I already have a NCARP Master Angler certificate for catching six noteworthy fish and those fish have included muskellunge, white perch, yellow perch and American shad. I have caught others, including blue catfish, channel catfish and largemouth bass that probably would have qualified, but for one reason or another neglected to weigh the fish or measure them. Numbers don't lie. Anglers, well let's just say they stretch the truth.
I met a longtime crappie angler, Larry Williamson, at Lake Waccamaw last week. He was coming off the water as I was launching my boat. When I asked if he had caught anything his lips curled a crafty smile. Dipping his hand into his live well, he hauled out a 2.2-pound black crappie. I know, because I weighed it. I had seen him catch larger fish in the past and weighed one that bested 3.2 pounds his brother caught last year.
On Tuesday, March 8, I cleared my calendar of deadlines, set the cell phone alarm for 4:30 a.m. and loaded the boat. The Waccamaw Speedy Mart sells minnows and opens at 5 a.m. I figured I was ready.
I was on the road between Wilmington and Lake Waccamaw when I called with the vital inquiry. However, as so often happens when a hot crappie bite collides with gorgeous spring weather, the answer was, "I'm sorry, but we ran out of minnows yesterday."
It was the same everywhere I called. Therefore, I kept driving and eventually launched the 16-foot Alumacraft johnboat into the lake. I had plenty of my favorite jigs and AWD Crappie Delight soft plastic trailers in various colors. Daybreak was barely a yawn and a stretch and I had beaten every other angler but one to the ramp.
I set two rods and began trolling, using only the electric motor on the bow. I hadn't trolled 20 feet when a big fish struck. I was so excited I hit the reel handle on the side of the boat when pulling the rod from the holder. The fish stayed on a few seconds and was so weighty I wondered if it was a bowfin. The hook fell free and I tried to convince myself that it was not a crappie, but the adrenaline shakes in my hands and shortness of breath said otherwise.
Eventually I calmed down and, shrugging off the missed goliath, I trolled on. The first fish I landed went on the digital scale. It weighed 1.5 pounds, but it sure looked bigger.
I kept trolling along the grassy edges and cypress knees, catching a fish here and there. Then, I missed another nice fish, before catching several that weighed the better part of a pound.

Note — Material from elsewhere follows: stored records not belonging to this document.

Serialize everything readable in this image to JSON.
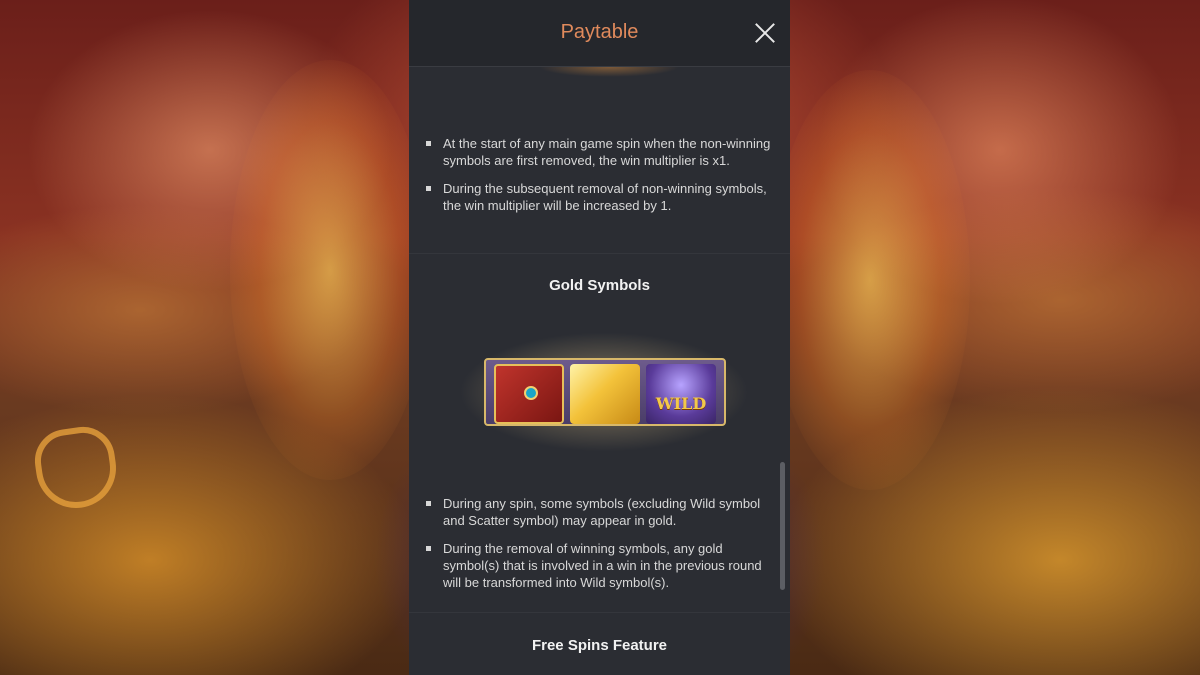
{
  "panel": {
    "title": "Paytable"
  },
  "multiplier_section": {
    "bullets": [
      "At the start of any main game spin when the non-winning symbols are first removed, the win multiplier is x1.",
      "During the subsequent removal of non-winning symbols, the win multiplier will be increased by 1."
    ]
  },
  "gold_symbols_section": {
    "title": "Gold Symbols",
    "image_wild_label": "WILD",
    "bullets": [
      "During any spin, some symbols (excluding Wild symbol and Scatter symbol) may appear in gold.",
      "During the removal of winning symbols, any gold symbol(s) that is involved in a win in the previous round will be transformed into Wild symbol(s)."
    ]
  },
  "free_spins_section": {
    "title": "Free Spins Feature"
  },
  "colors": {
    "title_accent": "#e08a5c",
    "panel_bg": "#2b2d33",
    "header_bg": "#25272c"
  },
  "icons": [
    "close-icon"
  ]
}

Other anglers kept arriving, hoping to catch a few fish and enjoy the beautiful day. I trolled past the spot where I had missed the big fish at dawn and the rod bent down again. It is not often that a crappie is large enough to put so much pressure on a rod that it is difficult to pull it from a holder. This one was.
I had the drag knob twisted out until it was just light enough to keep tension on a big fish with a paper-thin mouth without the hook flying free. The reel screeched a tiny tune as I played the fish. When I saw her, the adrenaline rush fired again.
If you think a lowly crappie won't get your blood pumping, you haven't tried to catch one that weighed an honest two pounds for decades. Before I had even untangled the landing net from around the fish, I was reaching for the digital scale.
The huge female black crappie weighed 2.4 pounds, which translates to 2 pounds, 6.4 ounces on a NCARP form. It will be nice to see another Duwane Raver painting of a fish when the certificate arrives in the mail. This time, it will be a black crappie.